=== ASSIGNED TASK ===
Return the data below in full, exactly as it stands.

[Data about app and page elements]
^^^^^^^^^^^^^^^^

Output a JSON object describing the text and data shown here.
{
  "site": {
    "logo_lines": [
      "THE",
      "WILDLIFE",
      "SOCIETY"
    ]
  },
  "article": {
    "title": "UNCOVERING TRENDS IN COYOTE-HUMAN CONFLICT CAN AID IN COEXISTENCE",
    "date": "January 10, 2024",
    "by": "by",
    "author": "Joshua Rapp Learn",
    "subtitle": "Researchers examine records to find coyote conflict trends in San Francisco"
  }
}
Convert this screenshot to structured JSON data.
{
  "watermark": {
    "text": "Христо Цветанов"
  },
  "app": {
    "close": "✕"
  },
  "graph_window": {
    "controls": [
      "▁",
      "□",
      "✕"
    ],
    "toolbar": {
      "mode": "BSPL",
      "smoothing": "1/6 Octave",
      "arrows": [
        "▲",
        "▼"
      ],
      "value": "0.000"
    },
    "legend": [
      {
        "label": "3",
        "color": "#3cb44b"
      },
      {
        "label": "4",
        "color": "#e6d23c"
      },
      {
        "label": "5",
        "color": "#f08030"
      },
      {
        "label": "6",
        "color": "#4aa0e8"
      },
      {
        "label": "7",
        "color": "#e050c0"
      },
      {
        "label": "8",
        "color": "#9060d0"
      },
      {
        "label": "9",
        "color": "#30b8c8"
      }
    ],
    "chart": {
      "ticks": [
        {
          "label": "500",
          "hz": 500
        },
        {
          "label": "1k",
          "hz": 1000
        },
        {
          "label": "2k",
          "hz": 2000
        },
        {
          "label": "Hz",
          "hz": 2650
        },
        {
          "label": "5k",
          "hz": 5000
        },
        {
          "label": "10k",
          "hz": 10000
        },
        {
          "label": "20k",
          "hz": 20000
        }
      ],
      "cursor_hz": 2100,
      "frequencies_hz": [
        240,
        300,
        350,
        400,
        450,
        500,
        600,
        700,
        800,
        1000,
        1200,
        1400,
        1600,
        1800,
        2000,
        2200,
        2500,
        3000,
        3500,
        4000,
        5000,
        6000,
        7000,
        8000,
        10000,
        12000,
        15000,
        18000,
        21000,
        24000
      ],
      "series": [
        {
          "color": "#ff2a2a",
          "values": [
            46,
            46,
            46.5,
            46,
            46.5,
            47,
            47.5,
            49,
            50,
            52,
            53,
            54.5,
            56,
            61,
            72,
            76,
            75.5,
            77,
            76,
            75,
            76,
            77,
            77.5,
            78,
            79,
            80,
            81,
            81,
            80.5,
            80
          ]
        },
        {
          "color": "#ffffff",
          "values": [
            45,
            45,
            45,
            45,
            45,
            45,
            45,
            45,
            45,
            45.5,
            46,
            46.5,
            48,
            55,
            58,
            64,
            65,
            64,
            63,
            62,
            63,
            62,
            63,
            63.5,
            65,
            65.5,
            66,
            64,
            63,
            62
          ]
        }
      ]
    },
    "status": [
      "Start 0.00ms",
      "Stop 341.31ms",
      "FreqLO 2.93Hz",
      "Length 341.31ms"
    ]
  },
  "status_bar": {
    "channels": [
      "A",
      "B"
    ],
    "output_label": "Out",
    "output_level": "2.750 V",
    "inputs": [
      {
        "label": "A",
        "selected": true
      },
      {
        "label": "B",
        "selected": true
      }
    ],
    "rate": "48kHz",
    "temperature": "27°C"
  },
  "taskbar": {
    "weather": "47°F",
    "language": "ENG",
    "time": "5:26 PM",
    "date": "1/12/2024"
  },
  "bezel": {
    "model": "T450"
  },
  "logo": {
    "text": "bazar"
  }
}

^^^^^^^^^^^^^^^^

=== ANSWER TO THIS PROBLEM ===
Output a JSON object describing the text and data shown here.
{
  "site": {
    "logo_lines": [
      "THE",
      "WILDLIFE",
      "SOCIETY"
    ]
  },
  "article": {
    "title": "UNCOVERING TRENDS IN COYOTE-HUMAN CONFLICT CAN AID IN COEXISTENCE",
    "date": "January 10, 2024",
    "by": "by",
    "author": "Joshua Rapp Learn",
    "subtitle": "Researchers examine records to find coyote conflict trends in San Francisco"
  }
}
Convert this screenshot to structured JSON data.
{
  "watermark": {
    "text": "Христо Цветанов"
  },
  "app": {
    "close": "✕"
  },
  "graph_window": {
    "controls": [
      "▁",
      "□",
      "✕"
    ],
    "toolbar": {
      "mode": "BSPL",
      "smoothing": "1/6 Octave",
      "arrows": [
        "▲",
        "▼"
      ],
      "value": "0.000"
    },
    "legend": [
      {
        "label": "3",
        "color": "#3cb44b"
      },
      {
        "label": "4",
        "color": "#e6d23c"
      },
      {
        "label": "5",
        "color": "#f08030"
      },
      {
        "label": "6",
        "color": "#4aa0e8"
      },
      {
        "label": "7",
        "color": "#e050c0"
      },
      {
        "label": "8",
        "color": "#9060d0"
      },
      {
        "label": "9",
        "color": "#30b8c8"
      }
    ],
    "chart": {
      "ticks": [
        {
          "label": "500",
          "hz": 500
        },
        {
          "label": "1k",
          "hz": 1000
        },
        {
          "label": "2k",
          "hz": 2000
        },
        {
          "label": "Hz",
          "hz": 2650
        },
        {
          "label": "5k",
          "hz": 5000
        },
        {
          "label": "10k",
          "hz": 10000
        },
        {
          "label": "20k",
          "hz": 20000
        }
      ],
      "cursor_hz": 2100,
      "frequencies_hz": [
        240,
        300,
        350,
        400,
        450,
        500,
        600,
        700,
        800,
        1000,
        1200,
        1400,
        1600,
        1800,
        2000,
        2200,
        2500,
        3000,
        3500,
        4000,
        5000,
        6000,
        7000,
        8000,
        10000,
        12000,
        15000,
        18000,
        21000,
        24000
      ],
      "series": [
        {
          "color": "#ff2a2a",
          "values": [
            46,
            46,
            46.5,
            46,
            46.5,
            47,
            47.5,
            49,
            50,
            52,
            53,
            54.5,
            56,
            61,
            72,
            76,
            75.5,
            77,
            76,
            75,
            76,
            77,
            77.5,
            78,
            79,
            80,
            81,
            81,
            80.5,
            80
          ]
        },
        {
          "color": "#ffffff",
          "values": [
            45,
            45,
            45,
            45,
            45,
            45,
            45,
            45,
            45,
            45.5,
            46,
            46.5,
            48,
            55,
            58,
            64,
            65,
            64,
            63,
            62,
            63,
            62,
            63,
            63.5,
            65,
            65.5,
            66,
            64,
            63,
            62
          ]
        }
      ]
    },
    "status": [
      "Start 0.00ms",
      "Stop 341.31ms",
      "FreqLO 2.93Hz",
      "Length 341.31ms"
    ]
  },
  "status_bar": {
    "channels": [
      "A",
      "B"
    ],
    "output_label": "Out",
    "output_level": "2.750 V",
    "inputs": [
      {
        "label": "A",
        "selected": true
      },
      {
        "label": "B",
        "selected": true
      }
    ],
    "rate": "48kHz",
    "temperature": "27°C"
  },
  "taskbar": {
    "weather": "47°F",
    "language": "ENG",
    "time": "5:26 PM",
    "date": "1/12/2024"
  },
  "bezel": {
    "model": "T450"
  },
  "logo": {
    "text": "bazar"
  }
}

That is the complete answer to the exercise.